This weekend Russia marks the 15th anniversary of the failed coup attempt against Mikhail Gorbachev that ushered in the end of the Soviet Union. The latest polls show the Russians are sharply divided on the coup.

About 100 Communist party supporters gathered on Moscow's Red Square to denounce the event that led to the Soviet Union's collapse 15 years ago. Waving red flags, the mostly elderly protesters voiced their regret that the group of Communist hardliners failed in their attempt to oust Mikhail Gorbachev from power in 1991.

Another group of people with mostly opposing views held a rally near the spot where former-President Boris Yeltsin got up on a tank and denounced the coup attempt, raising the morale of tens of thousands of anti-Communist protesters outside the Russian White House.

Hardline Communists who organized the coup ordered tanks into the streets of Moscow and restricted the movement of then President Gorbachev. But the opposition staged massive protests, and, after three days, the coup collapsed. Three people died in the protest.

One woman, who took part in the August 1991 protests, says it was the high point of her life. She says that by coming out into the streets to block the coup attempt, for the first time ordinary people did what they knew had to be done, and not what they were told to do by the Soviet authorities.

Others at the rally praised what they called the anniversary of our democratic revolution and the birth of a new, free Russia."

But most Russians appear indifferent to the pivotal events of that time. In a recent poll by the independent Levada Center, the Communist coup plotters won slightly more support than Boris Yeltsin and his supporters. However, more than half of those questioned said they favored neither side, viewing the coup as a power struggle between ruling elites.

Recent media talk shows have also revealed many Russians do not give the early 1990s much thought, saying they are more caught up in what's happening today.

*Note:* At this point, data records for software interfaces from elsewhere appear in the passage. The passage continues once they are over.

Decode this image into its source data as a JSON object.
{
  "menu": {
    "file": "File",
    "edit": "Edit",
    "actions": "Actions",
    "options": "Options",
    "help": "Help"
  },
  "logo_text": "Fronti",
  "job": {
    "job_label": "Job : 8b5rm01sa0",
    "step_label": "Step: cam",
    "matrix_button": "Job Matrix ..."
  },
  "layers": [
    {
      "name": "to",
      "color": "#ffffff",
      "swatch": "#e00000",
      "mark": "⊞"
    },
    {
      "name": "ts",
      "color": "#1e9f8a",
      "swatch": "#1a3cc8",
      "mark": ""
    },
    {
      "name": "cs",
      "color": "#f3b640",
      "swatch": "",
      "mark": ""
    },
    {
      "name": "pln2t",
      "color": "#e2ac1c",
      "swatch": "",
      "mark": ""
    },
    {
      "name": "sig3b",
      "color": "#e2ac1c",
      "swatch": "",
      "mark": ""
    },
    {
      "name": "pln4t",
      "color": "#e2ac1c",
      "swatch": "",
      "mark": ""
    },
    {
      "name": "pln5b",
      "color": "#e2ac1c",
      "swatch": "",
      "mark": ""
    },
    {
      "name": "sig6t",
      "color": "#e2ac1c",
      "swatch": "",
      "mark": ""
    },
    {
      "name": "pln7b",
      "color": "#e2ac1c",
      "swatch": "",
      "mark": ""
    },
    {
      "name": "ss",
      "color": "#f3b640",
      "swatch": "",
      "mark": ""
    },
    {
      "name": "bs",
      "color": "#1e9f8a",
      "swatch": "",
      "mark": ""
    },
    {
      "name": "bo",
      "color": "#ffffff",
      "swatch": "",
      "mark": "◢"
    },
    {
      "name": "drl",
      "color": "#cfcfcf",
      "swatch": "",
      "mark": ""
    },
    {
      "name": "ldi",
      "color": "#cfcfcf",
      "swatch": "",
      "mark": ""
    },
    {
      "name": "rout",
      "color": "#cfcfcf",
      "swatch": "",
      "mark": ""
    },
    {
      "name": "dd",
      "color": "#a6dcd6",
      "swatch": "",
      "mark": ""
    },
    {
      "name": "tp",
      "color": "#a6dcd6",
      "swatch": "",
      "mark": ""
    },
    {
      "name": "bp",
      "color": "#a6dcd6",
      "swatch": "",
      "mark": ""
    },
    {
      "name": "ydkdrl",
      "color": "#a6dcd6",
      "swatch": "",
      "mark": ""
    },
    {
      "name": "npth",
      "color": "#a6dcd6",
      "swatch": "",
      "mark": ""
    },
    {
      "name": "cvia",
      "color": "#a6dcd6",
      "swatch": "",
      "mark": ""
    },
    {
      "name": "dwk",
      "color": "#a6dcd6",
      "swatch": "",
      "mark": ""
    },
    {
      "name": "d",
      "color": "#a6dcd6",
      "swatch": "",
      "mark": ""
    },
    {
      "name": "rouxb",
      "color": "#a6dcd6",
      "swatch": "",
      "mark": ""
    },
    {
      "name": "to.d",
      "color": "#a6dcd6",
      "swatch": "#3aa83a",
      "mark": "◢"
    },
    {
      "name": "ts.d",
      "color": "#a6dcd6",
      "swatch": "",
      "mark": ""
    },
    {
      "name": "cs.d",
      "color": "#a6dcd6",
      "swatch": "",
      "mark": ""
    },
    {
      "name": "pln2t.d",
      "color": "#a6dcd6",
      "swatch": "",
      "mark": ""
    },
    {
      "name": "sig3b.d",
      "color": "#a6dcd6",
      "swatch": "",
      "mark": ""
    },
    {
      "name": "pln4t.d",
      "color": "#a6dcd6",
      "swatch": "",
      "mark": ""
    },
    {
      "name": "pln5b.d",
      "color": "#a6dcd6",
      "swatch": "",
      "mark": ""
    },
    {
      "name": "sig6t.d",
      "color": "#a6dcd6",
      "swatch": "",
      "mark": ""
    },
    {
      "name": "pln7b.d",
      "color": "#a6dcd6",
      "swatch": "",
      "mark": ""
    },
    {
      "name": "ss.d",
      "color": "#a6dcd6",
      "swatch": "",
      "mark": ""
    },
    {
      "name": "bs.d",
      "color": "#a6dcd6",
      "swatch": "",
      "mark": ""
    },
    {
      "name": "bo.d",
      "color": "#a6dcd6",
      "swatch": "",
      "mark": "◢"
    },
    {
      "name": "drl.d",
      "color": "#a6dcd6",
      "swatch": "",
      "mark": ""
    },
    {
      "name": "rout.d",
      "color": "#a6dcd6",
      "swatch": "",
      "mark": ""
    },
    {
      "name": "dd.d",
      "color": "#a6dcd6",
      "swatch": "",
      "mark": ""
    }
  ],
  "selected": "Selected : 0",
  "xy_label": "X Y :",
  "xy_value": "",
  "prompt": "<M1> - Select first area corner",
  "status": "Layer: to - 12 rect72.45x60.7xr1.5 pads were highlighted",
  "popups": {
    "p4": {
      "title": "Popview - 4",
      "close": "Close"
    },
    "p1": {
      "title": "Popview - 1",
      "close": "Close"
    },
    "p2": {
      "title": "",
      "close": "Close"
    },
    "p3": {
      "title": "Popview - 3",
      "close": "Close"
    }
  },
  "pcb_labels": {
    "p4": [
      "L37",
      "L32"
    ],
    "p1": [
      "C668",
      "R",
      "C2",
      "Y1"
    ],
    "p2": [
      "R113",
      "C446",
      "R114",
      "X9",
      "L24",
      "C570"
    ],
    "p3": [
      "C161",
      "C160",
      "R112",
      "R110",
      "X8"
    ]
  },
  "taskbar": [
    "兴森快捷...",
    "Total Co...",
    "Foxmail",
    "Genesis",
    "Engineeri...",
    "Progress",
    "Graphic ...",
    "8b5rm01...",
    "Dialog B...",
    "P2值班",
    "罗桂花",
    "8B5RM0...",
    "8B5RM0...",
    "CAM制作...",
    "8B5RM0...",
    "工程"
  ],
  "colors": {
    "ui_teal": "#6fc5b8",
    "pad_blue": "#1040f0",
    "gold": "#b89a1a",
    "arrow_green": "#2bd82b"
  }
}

President Vladimir Putin himself has called the 1991 Soviet collapse the "biggest geopolitical catastrophe" of the 20th century, although he insists that Russia has now emerged from that time as a strong power.